What is required: Look through the entries for the string "name", and copy each line that holds it.

Records supplied:
+ + +

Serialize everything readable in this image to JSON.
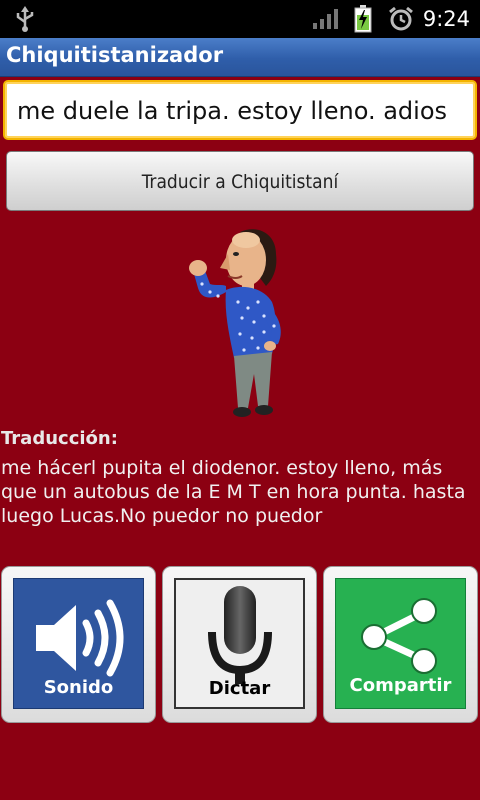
{
  "status_bar": {
    "time": "9:24",
    "icons": [
      "usb-icon",
      "signal-icon",
      "battery-charging-icon",
      "alarm-icon"
    ]
  },
  "app": {
    "title": "Chiquitistanizador"
  },
  "input": {
    "value": "me duele la tripa. estoy lleno. adios"
  },
  "translate_button": {
    "label": "Traducir a Chiquitistaní"
  },
  "translation": {
    "heading": "Traducción:",
    "text": "me hácerl pupita el diodenor. estoy  lleno, más que un autobus de la E M T en hora punta. hasta luego Lucas.No puedor no puedor"
  },
  "actions": [
    {
      "label": "Sonido",
      "icon": "speaker-icon",
      "color": "#2f569f"
    },
    {
      "label": "Dictar",
      "icon": "microphone-icon",
      "color": "#efefef"
    },
    {
      "label": "Compartir",
      "icon": "share-icon",
      "color": "#27b151"
    }
  ],
  "colors": {
    "background": "#8c0012",
    "title_bar": "#3465b3",
    "input_focus": "#f4b400"
  }
}
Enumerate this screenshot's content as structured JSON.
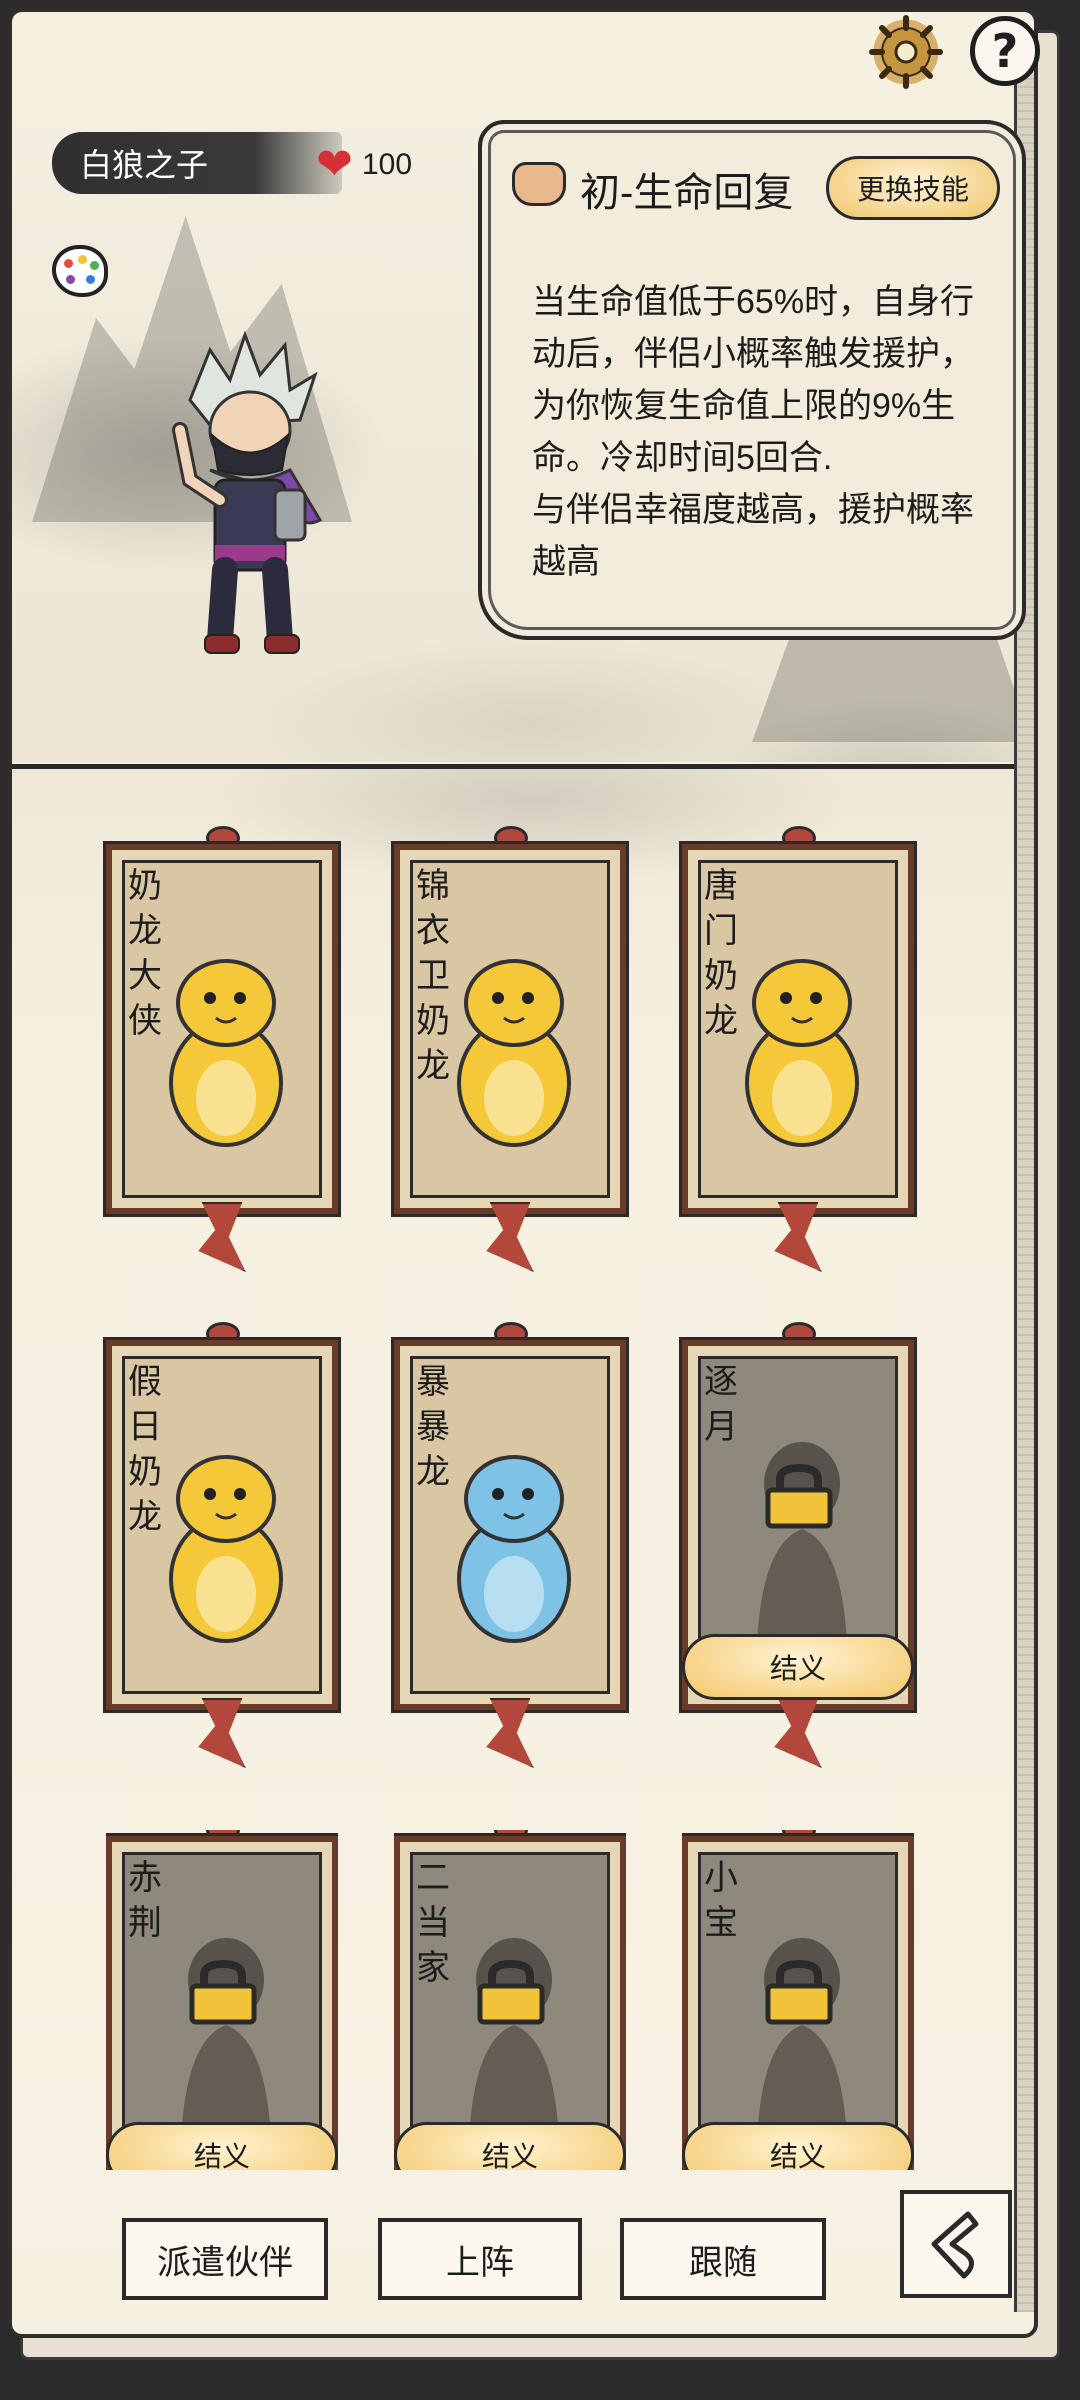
{
  "header": {
    "settings_icon": "gear-icon",
    "help_icon": "question-icon",
    "help_symbol": "?"
  },
  "hero": {
    "name": "白狼之子",
    "hp": "100",
    "heart_icon": "heart-icon",
    "palette_icon": "palette-icon"
  },
  "skill": {
    "title": "初-生命回复",
    "change_button": "更换技能",
    "description": "当生命值低于65%时，自身行动后，伴侣小概率触发援护，为你恢复生命值上限的9%生命。冷却时间5回合.\n与伴侣幸福度越高，援护概率越高"
  },
  "companions": [
    {
      "name": "奶\n龙\n大\n侠",
      "locked": false,
      "color": "#f5c83a"
    },
    {
      "name": "锦\n衣\n卫\n奶\n龙",
      "locked": false,
      "color": "#f5c83a"
    },
    {
      "name": "唐\n门\n奶\n龙",
      "locked": false,
      "color": "#f5c83a"
    },
    {
      "name": "假\n日\n奶\n龙",
      "locked": false,
      "color": "#f5c83a"
    },
    {
      "name": "暴\n暴\n龙",
      "locked": false,
      "color": "#7ec3e6"
    },
    {
      "name": "逐\n月",
      "locked": true,
      "bond": "结义"
    },
    {
      "name": "赤\n荆",
      "locked": true,
      "bond": "结义"
    },
    {
      "name": "二\n当\n家",
      "locked": true,
      "bond": "结义"
    },
    {
      "name": "小\n宝",
      "locked": true,
      "bond": "结义"
    }
  ],
  "actions": {
    "dispatch": "派遣伙伴",
    "deploy": "上阵",
    "follow": "跟随",
    "back_icon": "back-arrow-icon"
  }
}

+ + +

Answer below:
    "name": "白狼之子",
      "name": "奶\n龙\n大\n侠",
      "name": "锦\n衣\n卫\n奶\n龙",
      "name": "唐\n门\n奶\n龙",
      "name": "假\n日\n奶\n龙",
      "name": "暴\n暴\n龙",
      "name": "逐\n月",
      "name": "赤\n荆",
      "name": "二\n当\n家",
      "name": "小\n宝",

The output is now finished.